Yesterday I went out and planted garlic in three of our Earthboxes. Last year I planted two types of garlic out in a patch of earth that I double-dug. It was a lot of work and I discovered too that our ground needs much more organic material. It’s rocky and hard. One type of garlic didn’t do much of anything, the other grew and actually produced some heads of garlic. It wasn’t really all that much, though they did taste good. I decided to take what I had left and plant those cloves. First I covered the Earthboxes with silver mulch, poked holes in the top, and then planted the cloves through the holes. As the plants come up I’ll guide them through the slits.
If the garlic grows and does well in the Earthboxes we’ll have more garlic next year than we did this year.
Boy, we’ve been bad about posting to this blog! That’s what happens sometimes, I guess. What’s been going on around the homestead? Not a whole lot. General maintenance around the house mostly. The garden didn’t really do all that great this year. The ground needs a lot of work. Still, we got some things out of the garden. We’ll aim to do more this next year.
The chickens are all doing well. We’ve got far too many eggs but they’re really good eggs so that’s nice. We recently had a cold snap and snow! The chickens didn’t know what to think about that.
McCoy loves the snow and had fun chasing snow balls. Xander thought that was pretty funny, but wasn’t too sure what to think of his first real snow.
Right before the snow came it was rainy and the tree in our front yard fell down — away from the house! It hit the fence instead. The ground was wet enough that it just pulled the roots right up.
I went out that morning and cut off the branches with our handsaw, and part of the trunk but didn’t have time to do the rest. Plus I decided that it’d take quite awhile to get through the trunk with a small pruning saw. The next day when we went to town we stopped at the store and bought a small, inexpensive, electric chainsaw that looked like it could do the job. Today I went out and cut the rest of the tree into more manageable pieces. The new chainsaw worked well and I didn’t have any trouble. The tree still needs to get cut into woodstove-sized pieces, but at least it’s off the fence. I also hauled the branches from out in front of the property over to our field for future disposal.
I want to start planning for the rest of the winter and next year.
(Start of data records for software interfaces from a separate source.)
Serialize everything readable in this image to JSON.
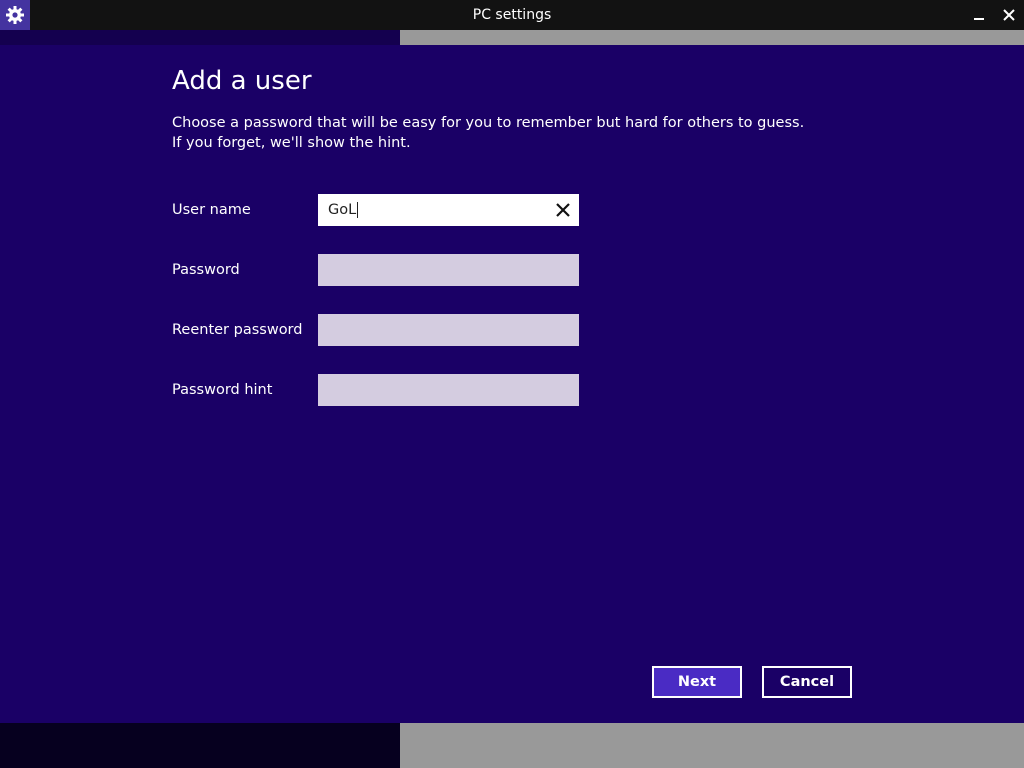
{
  "window": {
    "title": "PC settings",
    "app_icon": "gear-icon",
    "minimize_icon": "minimize-icon",
    "close_icon": "close-icon"
  },
  "colors": {
    "background": "#1a0066",
    "titlebar": "#121212",
    "input_inactive": "#d4cce0",
    "input_active": "#ffffff",
    "next_button": "#4a2bc4"
  },
  "page": {
    "title": "Add a user",
    "description": "Choose a password that will be easy for you to remember but hard for others to guess. If you forget, we'll show the hint."
  },
  "form": {
    "username": {
      "label": "User name",
      "value": "GoL",
      "clear_icon": "close-icon"
    },
    "password": {
      "label": "Password",
      "value": ""
    },
    "reenter_password": {
      "label": "Reenter password",
      "value": ""
    },
    "password_hint": {
      "label": "Password hint",
      "value": ""
    }
  },
  "buttons": {
    "next": "Next",
    "cancel": "Cancel"
  }
}
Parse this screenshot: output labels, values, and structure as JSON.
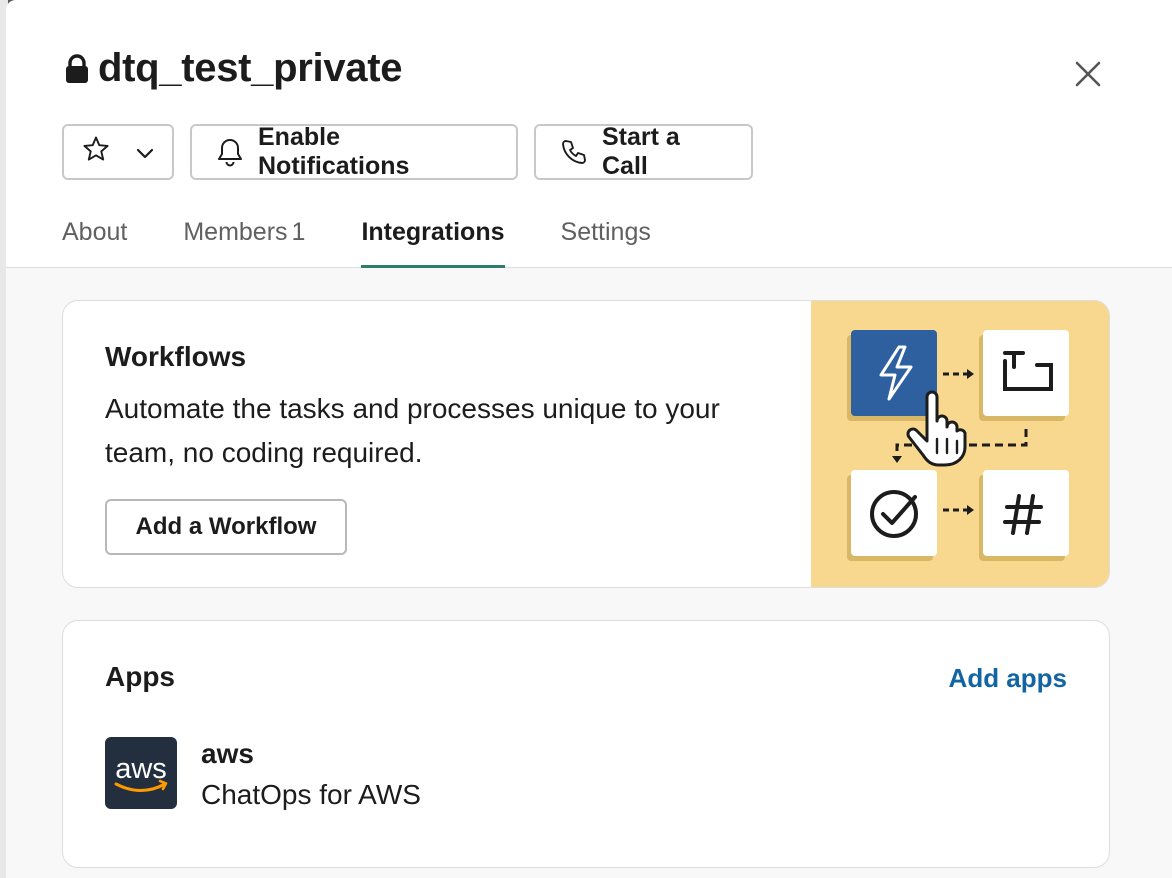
{
  "channel": {
    "name": "dtq_test_private",
    "lock_icon": "lock-icon"
  },
  "header_buttons": {
    "star_icon": "star-icon",
    "chevron_icon": "chevron-down-icon",
    "notifications_label": "Enable Notifications",
    "call_label": "Start a Call"
  },
  "tabs": [
    {
      "label": "About",
      "count": ""
    },
    {
      "label": "Members",
      "count": "1"
    },
    {
      "label": "Integrations",
      "count": "",
      "active": true
    },
    {
      "label": "Settings",
      "count": ""
    }
  ],
  "workflows": {
    "title": "Workflows",
    "description": "Automate the tasks and processes unique to your team, no coding required.",
    "button_label": "Add a Workflow",
    "illustration_bg": "#f8d88f",
    "tile_accent": "#2e5f9e"
  },
  "apps": {
    "title": "Apps",
    "add_label": "Add apps",
    "items": [
      {
        "name": "aws",
        "description": "ChatOps for AWS",
        "logo_text": "aws"
      }
    ]
  },
  "colors": {
    "link": "#1264a3",
    "tab_underline": "#2e7d6b",
    "aws_logo_bg": "#232f3e",
    "aws_smile": "#ff9900"
  }
}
I think the next thing I’ll do is plant our garlic in the Earthboxes, and start figuring out what else we’re going to do.